“Tikvah allows the community at large to put what we all talk about all the time – social and community justice and tikkun olam – into real action,” he said. “It says we value and honor our belief in human dignity, and enable everyone to have access to our tradition.”
In its 40 years, Tikvah has influenced and informed special needs education across North America and has given families a positive, life-changing Jewish camp option for their special needs children.
“It is safe to say that Ramah has the best program in the whole country in the area of integrating special needs campers,” said Maggie Bar-Tura, Chief Operating Officer at the Foundation for Jewish Camp. “Nobody does it better.”
In the decades since the program’s start, Ramah camps across North America have implemented a variety of Tikvah programs, from inclusion experiences to vocational training to family camps. They draw from a diverse population, including children with cognitive impairments, autism, and cerebral palsy.
“We are especially proud of our programs for children, teens and young adults with special needs,” said Rabbi Mitch Cohen, Director of the National Ramah Commission. “In addition to the obvious benefits for these young Jews and their families, they also help all of our campers and staff to deepen their sense of inclusion and sensitivity. And parents of children with special needs appreciate Ramah’s nurturing their child’s Jewish soul.”
The Tikvah celebration comes at a turning point in the field of Jewish special education, officials said.
“You have a lot of communities beginning to take this seriously,” Blas said. “There are programs springing up in different places, in different settings to the benefit of youth, families, and all involved.”
“Tikvah programming is a centerpiece of the camp community,” said Rabbi Rosen. “Participants are cherished and welcomed by everyone. Over 40 years, this has had an enormous impact on the lives of individuals, families and the Jewish community.”
Ramah is the camping arm of the Conservative Movement, operating under the educational and religious guidance of the Jewish Theological Seminary (JTS).
Tikvah allows the community at large to put what we all talk about all the time – social and community justice and tikkun olam – into real action.

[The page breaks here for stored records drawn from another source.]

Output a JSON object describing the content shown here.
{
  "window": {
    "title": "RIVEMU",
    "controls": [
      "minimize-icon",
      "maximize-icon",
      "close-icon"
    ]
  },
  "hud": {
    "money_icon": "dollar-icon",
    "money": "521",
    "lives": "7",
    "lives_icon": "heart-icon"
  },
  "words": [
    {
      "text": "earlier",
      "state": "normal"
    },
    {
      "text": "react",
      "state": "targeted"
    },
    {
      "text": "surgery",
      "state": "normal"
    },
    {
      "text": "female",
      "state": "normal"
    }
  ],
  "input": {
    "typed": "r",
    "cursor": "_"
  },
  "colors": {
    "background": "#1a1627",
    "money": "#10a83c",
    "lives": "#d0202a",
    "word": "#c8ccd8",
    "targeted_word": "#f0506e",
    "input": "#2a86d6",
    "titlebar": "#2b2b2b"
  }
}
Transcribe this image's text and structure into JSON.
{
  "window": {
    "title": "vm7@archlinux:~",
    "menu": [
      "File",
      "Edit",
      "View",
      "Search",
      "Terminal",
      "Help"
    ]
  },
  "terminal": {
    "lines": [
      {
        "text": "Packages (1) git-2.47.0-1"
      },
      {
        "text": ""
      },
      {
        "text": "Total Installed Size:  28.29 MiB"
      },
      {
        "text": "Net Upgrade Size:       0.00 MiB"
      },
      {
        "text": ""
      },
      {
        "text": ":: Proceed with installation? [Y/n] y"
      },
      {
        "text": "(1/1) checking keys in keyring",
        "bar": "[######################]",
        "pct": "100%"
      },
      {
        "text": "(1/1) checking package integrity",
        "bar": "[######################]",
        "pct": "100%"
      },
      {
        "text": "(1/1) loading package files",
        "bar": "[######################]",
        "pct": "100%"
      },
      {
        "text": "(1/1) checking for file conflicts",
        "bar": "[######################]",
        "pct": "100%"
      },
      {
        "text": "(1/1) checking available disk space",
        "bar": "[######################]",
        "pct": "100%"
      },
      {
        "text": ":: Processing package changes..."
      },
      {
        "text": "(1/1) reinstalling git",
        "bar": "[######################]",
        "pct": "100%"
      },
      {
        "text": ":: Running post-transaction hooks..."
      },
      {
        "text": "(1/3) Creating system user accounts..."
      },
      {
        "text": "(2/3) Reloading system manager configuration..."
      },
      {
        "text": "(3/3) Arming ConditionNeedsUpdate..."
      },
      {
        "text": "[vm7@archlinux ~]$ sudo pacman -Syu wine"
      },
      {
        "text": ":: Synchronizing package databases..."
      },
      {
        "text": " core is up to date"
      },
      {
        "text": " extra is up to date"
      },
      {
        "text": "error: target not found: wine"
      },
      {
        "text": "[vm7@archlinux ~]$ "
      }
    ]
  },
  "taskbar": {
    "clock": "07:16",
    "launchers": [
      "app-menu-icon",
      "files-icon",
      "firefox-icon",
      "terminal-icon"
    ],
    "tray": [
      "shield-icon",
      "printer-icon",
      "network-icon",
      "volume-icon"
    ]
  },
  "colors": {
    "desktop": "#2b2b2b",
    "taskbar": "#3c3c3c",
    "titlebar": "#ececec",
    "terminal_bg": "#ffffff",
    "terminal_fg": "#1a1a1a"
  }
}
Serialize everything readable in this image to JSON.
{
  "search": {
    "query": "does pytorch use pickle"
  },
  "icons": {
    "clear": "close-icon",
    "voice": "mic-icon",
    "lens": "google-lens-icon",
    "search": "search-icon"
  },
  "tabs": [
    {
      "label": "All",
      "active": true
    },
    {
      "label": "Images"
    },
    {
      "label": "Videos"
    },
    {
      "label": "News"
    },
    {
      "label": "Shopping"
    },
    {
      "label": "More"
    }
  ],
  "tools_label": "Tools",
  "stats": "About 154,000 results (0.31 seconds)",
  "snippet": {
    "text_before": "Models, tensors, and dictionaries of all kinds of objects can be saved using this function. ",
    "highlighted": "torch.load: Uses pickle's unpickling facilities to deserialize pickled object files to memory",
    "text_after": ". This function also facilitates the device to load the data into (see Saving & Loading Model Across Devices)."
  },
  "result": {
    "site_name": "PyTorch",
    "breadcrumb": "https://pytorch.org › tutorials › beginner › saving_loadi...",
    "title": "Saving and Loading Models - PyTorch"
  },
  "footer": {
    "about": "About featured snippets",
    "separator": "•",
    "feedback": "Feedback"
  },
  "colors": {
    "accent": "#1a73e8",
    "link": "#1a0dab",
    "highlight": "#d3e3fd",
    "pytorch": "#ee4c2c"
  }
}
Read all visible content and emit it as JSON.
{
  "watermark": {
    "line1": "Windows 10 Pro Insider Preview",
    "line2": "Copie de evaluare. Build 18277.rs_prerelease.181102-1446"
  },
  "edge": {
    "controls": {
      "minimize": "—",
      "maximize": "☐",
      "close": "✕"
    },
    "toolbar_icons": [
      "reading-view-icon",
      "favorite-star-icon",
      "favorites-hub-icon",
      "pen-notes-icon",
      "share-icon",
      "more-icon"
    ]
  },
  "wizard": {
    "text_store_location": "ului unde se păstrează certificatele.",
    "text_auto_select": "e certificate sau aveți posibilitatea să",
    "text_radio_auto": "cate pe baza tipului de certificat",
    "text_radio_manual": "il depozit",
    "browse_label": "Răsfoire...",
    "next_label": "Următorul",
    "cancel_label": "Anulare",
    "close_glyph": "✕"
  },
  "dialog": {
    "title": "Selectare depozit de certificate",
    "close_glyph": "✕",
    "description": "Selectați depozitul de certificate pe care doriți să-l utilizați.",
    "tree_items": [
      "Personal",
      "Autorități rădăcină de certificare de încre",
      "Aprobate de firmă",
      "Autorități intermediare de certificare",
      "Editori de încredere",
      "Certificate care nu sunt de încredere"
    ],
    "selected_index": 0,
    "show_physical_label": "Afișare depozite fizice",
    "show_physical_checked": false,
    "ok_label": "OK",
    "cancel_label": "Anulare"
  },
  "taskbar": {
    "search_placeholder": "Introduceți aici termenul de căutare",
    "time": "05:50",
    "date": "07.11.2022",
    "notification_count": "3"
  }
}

It says we value and honor our belief in human dignity, and enable everyone to have access to our tradition.
- Rabbi Jim Rosen,
Beth El Temple, Hartford, CT